In this parable of good and evil, Harry Powell is the ultimate boogeyman – a relentless, nightmarish force who preys on children and it is even suggested by John that he doesn’t even sleep. …he often casts imposing shadows and is sometimes seen as a lone figure in the fog, almost a mythical force of terror.
-Excerpt from blog post (Plain, Simple Tom Reviews)

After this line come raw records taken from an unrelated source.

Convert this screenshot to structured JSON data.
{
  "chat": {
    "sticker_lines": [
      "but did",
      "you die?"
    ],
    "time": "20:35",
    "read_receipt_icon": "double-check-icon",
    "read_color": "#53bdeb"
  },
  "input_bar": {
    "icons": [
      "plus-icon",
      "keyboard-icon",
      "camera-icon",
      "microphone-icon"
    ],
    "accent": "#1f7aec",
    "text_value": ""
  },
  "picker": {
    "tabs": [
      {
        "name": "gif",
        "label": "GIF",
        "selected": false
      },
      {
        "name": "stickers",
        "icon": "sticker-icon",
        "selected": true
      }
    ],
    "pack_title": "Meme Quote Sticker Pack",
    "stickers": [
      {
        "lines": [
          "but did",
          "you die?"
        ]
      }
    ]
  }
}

It’s the time of the Great Depression somewhere in the Midwestern U.S. In the process of robbing a bank of $10,000, Ben Harper (Peter Graves) kills two people. Before he is captured, he is able to convince his son, John, and very young daughter, Pearl, not to tell anyone, including their mother, Willa (Shelley Winters), where he hid the money (inside Pearl’s cloth doll). Ben is captured, tried and convicted. Before he is executed, Ben is put in the state penitentiary with a cellmate, Harry Powell (Robert Mitchum), who calls himself a preacher (and dresses as such). However, he is really a con man and murderer, swindling rich/lonely widows before he killing them. Harry does whatever he can to find out the location of the $10,000 from Ben, but is unsuccessful. After Ben’s execution, Harry decides that Willa will be his next mark, figuring that someone in the family knows where the money is hidden. Despite vowing not to remarry, Willa ends up being easy prey for Harry’s outward charms. Her gullible older friends/neighbors (The Spoons) help convince her that a husband is a MUST to help raise kids.